Exercise: Would you please output the data exactly, omitting no line?

Recorded data:

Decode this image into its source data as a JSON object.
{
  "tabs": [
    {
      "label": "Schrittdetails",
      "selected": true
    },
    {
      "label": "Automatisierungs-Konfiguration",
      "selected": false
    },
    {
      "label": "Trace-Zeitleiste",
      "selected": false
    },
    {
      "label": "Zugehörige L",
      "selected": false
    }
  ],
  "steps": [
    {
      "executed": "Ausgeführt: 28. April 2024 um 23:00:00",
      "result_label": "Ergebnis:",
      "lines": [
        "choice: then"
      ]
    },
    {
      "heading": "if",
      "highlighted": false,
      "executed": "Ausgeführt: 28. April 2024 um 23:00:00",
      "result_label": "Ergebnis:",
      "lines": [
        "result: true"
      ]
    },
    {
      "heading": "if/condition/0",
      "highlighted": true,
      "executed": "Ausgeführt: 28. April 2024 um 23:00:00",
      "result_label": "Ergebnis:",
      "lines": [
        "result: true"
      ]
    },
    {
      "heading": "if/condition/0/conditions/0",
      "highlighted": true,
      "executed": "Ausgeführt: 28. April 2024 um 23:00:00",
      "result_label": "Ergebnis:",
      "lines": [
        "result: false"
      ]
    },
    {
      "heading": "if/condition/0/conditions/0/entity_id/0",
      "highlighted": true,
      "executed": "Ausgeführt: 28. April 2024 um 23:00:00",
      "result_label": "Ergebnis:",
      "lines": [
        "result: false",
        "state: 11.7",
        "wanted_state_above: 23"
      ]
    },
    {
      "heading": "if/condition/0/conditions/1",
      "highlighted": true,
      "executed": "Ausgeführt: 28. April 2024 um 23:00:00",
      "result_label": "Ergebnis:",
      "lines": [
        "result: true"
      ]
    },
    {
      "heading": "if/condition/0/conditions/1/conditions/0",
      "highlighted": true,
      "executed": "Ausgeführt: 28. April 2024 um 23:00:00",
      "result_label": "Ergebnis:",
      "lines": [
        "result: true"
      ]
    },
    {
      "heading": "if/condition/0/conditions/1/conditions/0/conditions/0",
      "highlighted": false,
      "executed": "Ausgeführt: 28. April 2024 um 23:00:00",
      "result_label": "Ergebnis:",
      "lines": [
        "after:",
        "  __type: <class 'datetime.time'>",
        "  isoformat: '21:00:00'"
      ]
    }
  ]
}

Exercise response:
Decode this image into its source data as a JSON object.
{
  "tabs": [
    {
      "label": "Schrittdetails",
      "selected": true
    },
    {
      "label": "Automatisierungs-Konfiguration",
      "selected": false
    },
    {
      "label": "Trace-Zeitleiste",
      "selected": false
    },
    {
      "label": "Zugehörige L",
      "selected": false
    }
  ],
  "steps": [
    {
      "executed": "Ausgeführt: 28. April 2024 um 23:00:00",
      "result_label": "Ergebnis:",
      "lines": [
        "choice: then"
      ]
    },
    {
      "heading": "if",
      "highlighted": false,
      "executed": "Ausgeführt: 28. April 2024 um 23:00:00",
      "result_label": "Ergebnis:",
      "lines": [
        "result: true"
      ]
    },
    {
      "heading": "if/condition/0",
      "highlighted": true,
      "executed": "Ausgeführt: 28. April 2024 um 23:00:00",
      "result_label": "Ergebnis:",
      "lines": [
        "result: true"
      ]
    },
    {
      "heading": "if/condition/0/conditions/0",
      "highlighted": true,
      "executed": "Ausgeführt: 28. April 2024 um 23:00:00",
      "result_label": "Ergebnis:",
      "lines": [
        "result: false"
      ]
    },
    {
      "heading": "if/condition/0/conditions/0/entity_id/0",
      "highlighted": true,
      "executed": "Ausgeführt: 28. April 2024 um 23:00:00",
      "result_label": "Ergebnis:",
      "lines": [
        "result: false",
        "state: 11.7",
        "wanted_state_above: 23"
      ]
    },
    {
      "heading": "if/condition/0/conditions/1",
      "highlighted": true,
      "executed": "Ausgeführt: 28. April 2024 um 23:00:00",
      "result_label": "Ergebnis:",
      "lines": [
        "result: true"
      ]
    },
    {
      "heading": "if/condition/0/conditions/1/conditions/0",
      "highlighted": true,
      "executed": "Ausgeführt: 28. April 2024 um 23:00:00",
      "result_label": "Ergebnis:",
      "lines": [
        "result: true"
      ]
    },
    {
      "heading": "if/condition/0/conditions/1/conditions/0/conditions/0",
      "highlighted": false,
      "executed": "Ausgeführt: 28. April 2024 um 23:00:00",
      "result_label": "Ergebnis:",
      "lines": [
        "after:",
        "  __type: <class 'datetime.time'>",
        "  isoformat: '21:00:00'"
      ]
    }
  ]
}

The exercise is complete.